       number of bins over which you want to calculate the coverage density. An object is
       returned corresponding to the requested region. It contains a tag called "coverage" that
       will return an array ref of "bins" length. Each element of the array describes the number
       of features that overlap the bin at this position.

       Arguments:

         Argument       Description
         --------       -----------

         -seq_id        Sequence ID for the region
         -start         Start of region
         -end           End of region
         -type/-types   Feature type of interest or array ref of types
         -bins          Number of bins across region. Defaults to 1000.
         -iterator      Return an iterator across the region

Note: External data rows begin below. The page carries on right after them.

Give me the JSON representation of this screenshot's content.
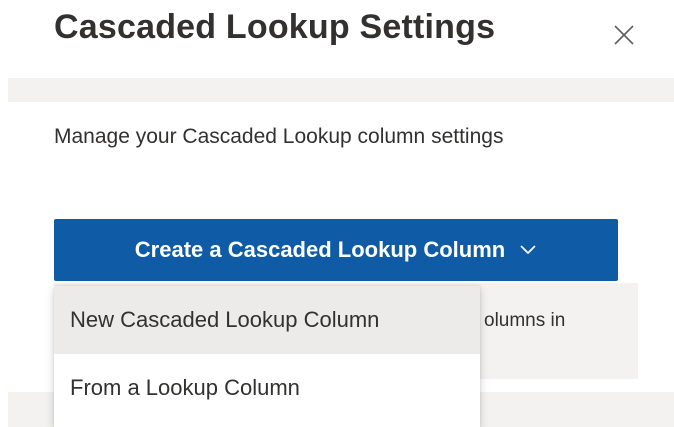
{
  "panel": {
    "title": "Cascaded Lookup Settings"
  },
  "main": {
    "description": "Manage your Cascaded Lookup column settings",
    "create_button_label": "Create a Cascaded Lookup Column",
    "info_partial_text": "olumns in"
  },
  "dropdown": {
    "items": [
      {
        "label": "New Cascaded Lookup Column"
      },
      {
        "label": "From a Lookup Column"
      }
    ]
  },
  "icons": {
    "close": "close-icon",
    "chevron": "chevron-down-icon"
  },
  "colors": {
    "accent": "#0f5ba5",
    "band": "#f3f2f1",
    "hover": "#edebe9"
  }
}
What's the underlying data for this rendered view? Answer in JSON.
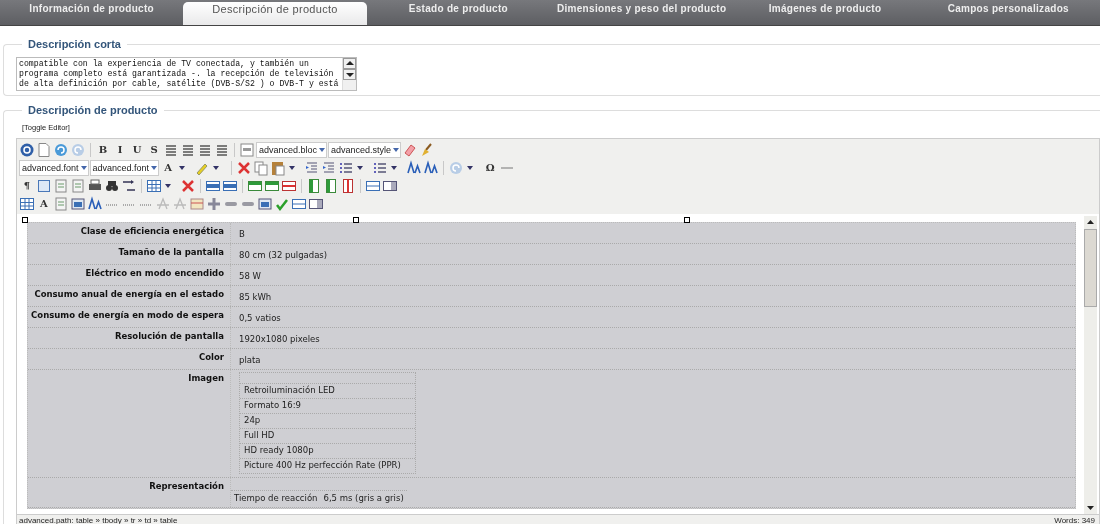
{
  "tabs": [
    {
      "label": "Información de producto",
      "selected": false
    },
    {
      "label": "Descripción de producto",
      "selected": true
    },
    {
      "label": "Estado de producto",
      "selected": false
    },
    {
      "label": "Dimensiones y peso del producto",
      "selected": false
    },
    {
      "label": "Imágenes de producto",
      "selected": false
    },
    {
      "label": "Campos personalizados",
      "selected": false
    }
  ],
  "short_description": {
    "legend": "Descripción corta",
    "lines": [
      "compatible con la experiencia de TV conectada, y también un",
      "programa completo está garantizada -. la recepción de televisión",
      "de alta definición por cable, satélite (DVB-S/S2 ) o DVB-T y está"
    ]
  },
  "product_description": {
    "legend": "Descripción de producto",
    "toggle_link": "[Toggle Editor]",
    "toolbar": {
      "glyphs": [
        "B",
        "I",
        "U",
        "S",
        "A",
        "Ω",
        "¶",
        "A"
      ],
      "selects": [
        "advanced.bloc",
        "advanced.style",
        "advanced.font",
        "advanced.font"
      ]
    },
    "rows": [
      {
        "kind": "text",
        "label": "Clase de eficiencia energética",
        "value": "B"
      },
      {
        "kind": "text",
        "label": "Tamaño de la pantalla",
        "value": "80 cm (32 pulgadas)"
      },
      {
        "kind": "text",
        "label": "Eléctrico en modo encendido",
        "value": "58 W"
      },
      {
        "kind": "text",
        "label": "Consumo anual de energía en el estado",
        "value": "85 kWh"
      },
      {
        "kind": "text",
        "label": "Consumo de energía en modo de espera",
        "value": "0,5 vatios"
      },
      {
        "kind": "text",
        "label": "Resolución de pantalla",
        "value": "1920x1080 pixeles"
      },
      {
        "kind": "text",
        "label": "Color",
        "value": "plata"
      },
      {
        "kind": "list",
        "label": "Imagen",
        "values": [
          "Retroiluminación LED",
          "Formato 16:9",
          "24p",
          "Full HD",
          "HD ready 1080p",
          "Picture 400 Hz perfección Rate (PPR)"
        ]
      },
      {
        "kind": "pair",
        "label": "Representación",
        "key": "Tiempo de reacción",
        "value": "6,5 ms (gris a gris)"
      }
    ],
    "path": "advanced.path: table » tbody » tr » td » table",
    "words": "Words: 349"
  }
}
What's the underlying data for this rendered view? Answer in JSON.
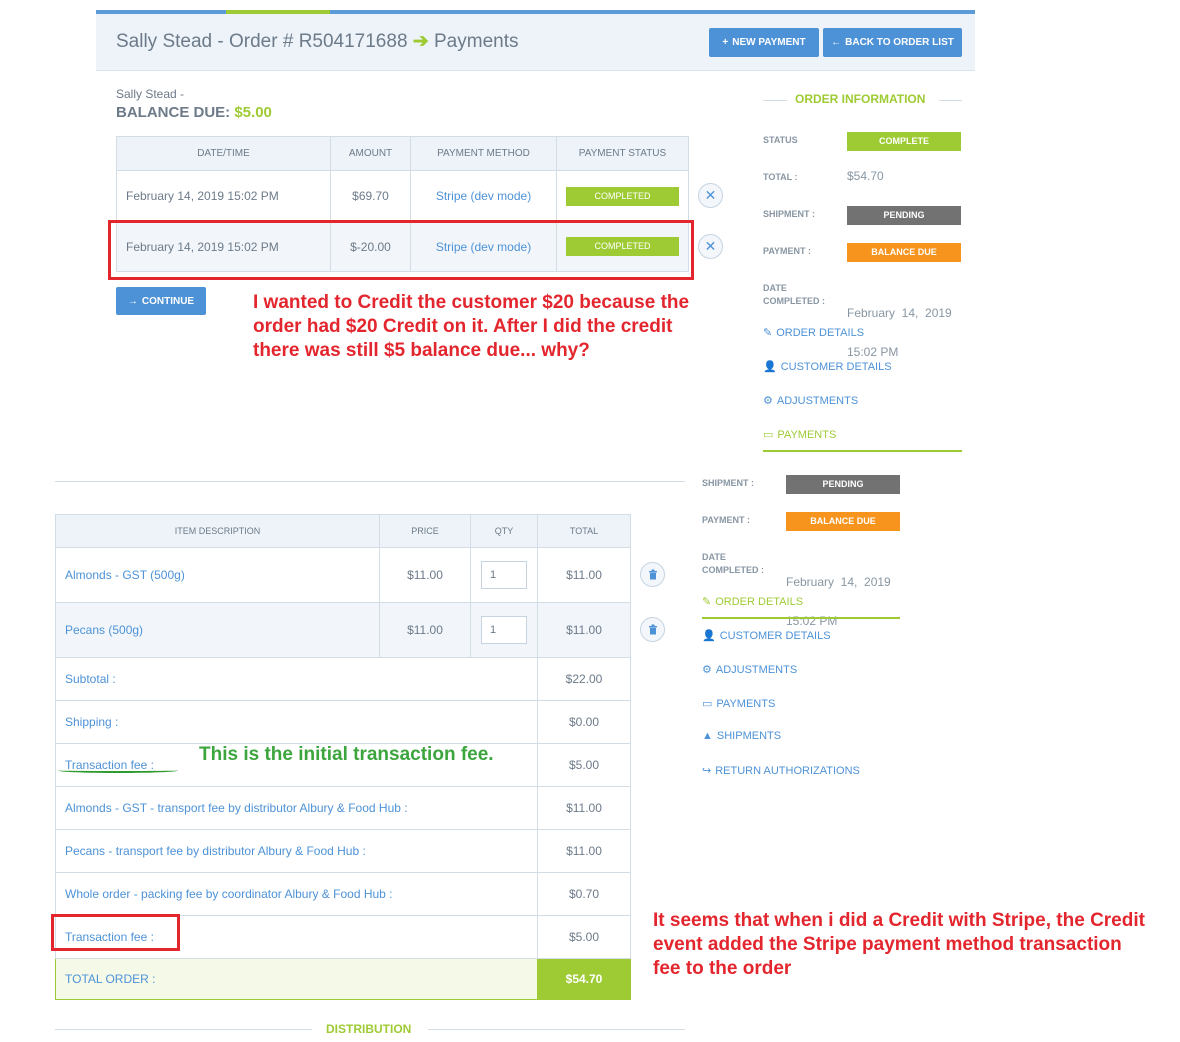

       Note that this method uses an approximate algorithm that is only accurate to 500 bp, so
       when dealing with bins that are smaller than 1000 bp, you may see some shifting of counts
       between adjacent bins.

       Although an -iterator option is provided, the method only ever returns a single feature,
       so this is fairly useless.

   coverage_array
        Title   : coverage_array
        Usage   : $arrayref = $db->coverage_array(@args)
        Function: returns a coverage summary across indicated region/type
        Returns : an array reference
        Args    : see below
        Status  : public

       This method is used to get coverage density information across a region of interest. The
       arguments are identical to feature_summary, except that instead of returning a
       Bio::SeqFeatureI object, it returns an array reference of the desired number of bins. The
       value of each element corresponds to the number of features in the bin.

       Arguments:

         Argument       Description
         --------       -----------

         -seq_id        Sequence ID for the region
         -start         Start of region
         -end           End of region
         -type/-types   Feature type of interest or array ref of types
         -bins          Number of bins across region. Defaults to 1000.

       Note that this method uses an approximate algorithm that is only accurate to 500 bp, so
       when dealing with bins that are smaller than 1000 bp, you may see some shifting of counts
       between adjacent bins.

BUGS

       This is an early version, so there are certainly some bugs. Please use the BioPerl bug
       tracking system to report bugs.

SEE ALSO

       Bio::DB::SeqFeature, Bio::DB::SeqFeature::Store::GFF3Loader, Bio::DB::SeqFeature::Segment,
       Bio::DB::SeqFeature::Store::DBI::mysql, Bio::DB::SeqFeature::Store::berkeleydb
       Bio::DB::SeqFeature::Store::memory

AUTHOR

       Lincoln Stein <lstein@cshl.org>.

       Copyright (c) 2006 Cold Spring Harbor Laboratory.

       This library is free software; you can redistribute it and/or modify it under the same
       terms as Perl itself.